**PROBLEM**:
Where does the word "animation" appear in the data? Copy every line that holds it.

** Opening TASK INPUT block **

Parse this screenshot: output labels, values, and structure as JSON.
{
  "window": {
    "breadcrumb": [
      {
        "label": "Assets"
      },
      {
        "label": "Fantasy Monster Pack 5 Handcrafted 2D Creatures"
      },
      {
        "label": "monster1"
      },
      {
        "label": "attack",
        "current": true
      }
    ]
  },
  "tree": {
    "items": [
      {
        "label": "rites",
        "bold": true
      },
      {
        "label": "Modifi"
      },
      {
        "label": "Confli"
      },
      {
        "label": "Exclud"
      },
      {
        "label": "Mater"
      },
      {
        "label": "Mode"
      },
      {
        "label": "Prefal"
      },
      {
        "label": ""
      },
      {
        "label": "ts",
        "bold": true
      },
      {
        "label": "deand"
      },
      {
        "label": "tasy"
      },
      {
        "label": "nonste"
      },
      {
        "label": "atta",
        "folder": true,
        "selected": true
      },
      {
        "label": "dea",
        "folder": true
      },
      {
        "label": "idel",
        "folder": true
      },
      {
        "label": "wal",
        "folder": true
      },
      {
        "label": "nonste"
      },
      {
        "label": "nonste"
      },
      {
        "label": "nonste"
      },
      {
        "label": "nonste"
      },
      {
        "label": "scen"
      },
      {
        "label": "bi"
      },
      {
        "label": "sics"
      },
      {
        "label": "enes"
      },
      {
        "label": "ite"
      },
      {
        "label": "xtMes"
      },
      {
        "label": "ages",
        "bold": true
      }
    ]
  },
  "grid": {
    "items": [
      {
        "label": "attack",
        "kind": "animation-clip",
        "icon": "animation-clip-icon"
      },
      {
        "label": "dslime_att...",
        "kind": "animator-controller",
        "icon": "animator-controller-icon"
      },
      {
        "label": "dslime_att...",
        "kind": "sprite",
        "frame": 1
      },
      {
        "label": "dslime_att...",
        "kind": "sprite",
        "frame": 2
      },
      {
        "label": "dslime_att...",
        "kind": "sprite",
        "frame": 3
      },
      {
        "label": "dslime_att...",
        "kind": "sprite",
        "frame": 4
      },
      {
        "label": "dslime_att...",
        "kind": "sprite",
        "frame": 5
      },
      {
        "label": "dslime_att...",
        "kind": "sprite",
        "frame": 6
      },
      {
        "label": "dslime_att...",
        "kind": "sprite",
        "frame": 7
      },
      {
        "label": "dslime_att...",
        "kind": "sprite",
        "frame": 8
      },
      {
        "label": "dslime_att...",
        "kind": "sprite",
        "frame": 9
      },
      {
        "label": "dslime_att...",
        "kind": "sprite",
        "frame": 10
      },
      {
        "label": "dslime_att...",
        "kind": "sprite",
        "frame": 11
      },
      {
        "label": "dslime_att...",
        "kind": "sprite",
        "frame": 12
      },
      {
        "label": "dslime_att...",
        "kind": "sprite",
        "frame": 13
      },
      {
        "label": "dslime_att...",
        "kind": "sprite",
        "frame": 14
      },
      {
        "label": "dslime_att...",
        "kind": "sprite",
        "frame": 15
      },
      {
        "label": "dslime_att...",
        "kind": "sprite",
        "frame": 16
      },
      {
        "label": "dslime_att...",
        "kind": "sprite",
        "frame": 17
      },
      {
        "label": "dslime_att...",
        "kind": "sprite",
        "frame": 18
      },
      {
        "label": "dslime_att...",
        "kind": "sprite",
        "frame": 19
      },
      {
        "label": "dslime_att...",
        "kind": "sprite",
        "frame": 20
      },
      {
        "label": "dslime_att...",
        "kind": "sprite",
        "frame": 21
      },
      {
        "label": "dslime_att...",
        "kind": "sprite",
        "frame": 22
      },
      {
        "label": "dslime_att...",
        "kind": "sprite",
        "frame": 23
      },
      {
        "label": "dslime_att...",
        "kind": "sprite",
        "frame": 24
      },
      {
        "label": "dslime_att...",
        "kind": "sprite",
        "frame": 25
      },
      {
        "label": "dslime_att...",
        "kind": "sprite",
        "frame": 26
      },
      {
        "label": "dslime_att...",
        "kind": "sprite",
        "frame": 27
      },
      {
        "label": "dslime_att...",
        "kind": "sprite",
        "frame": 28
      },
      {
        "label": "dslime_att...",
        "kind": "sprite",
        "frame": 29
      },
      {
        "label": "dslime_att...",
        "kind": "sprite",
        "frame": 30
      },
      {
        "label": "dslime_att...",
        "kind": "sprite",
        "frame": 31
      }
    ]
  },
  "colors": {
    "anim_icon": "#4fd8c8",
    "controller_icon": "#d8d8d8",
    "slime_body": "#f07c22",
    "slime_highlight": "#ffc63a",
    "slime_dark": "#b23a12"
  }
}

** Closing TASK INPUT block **

**WORKED SOLUTION**:
        "kind": "animation-clip",
        "icon": "animation-clip-icon"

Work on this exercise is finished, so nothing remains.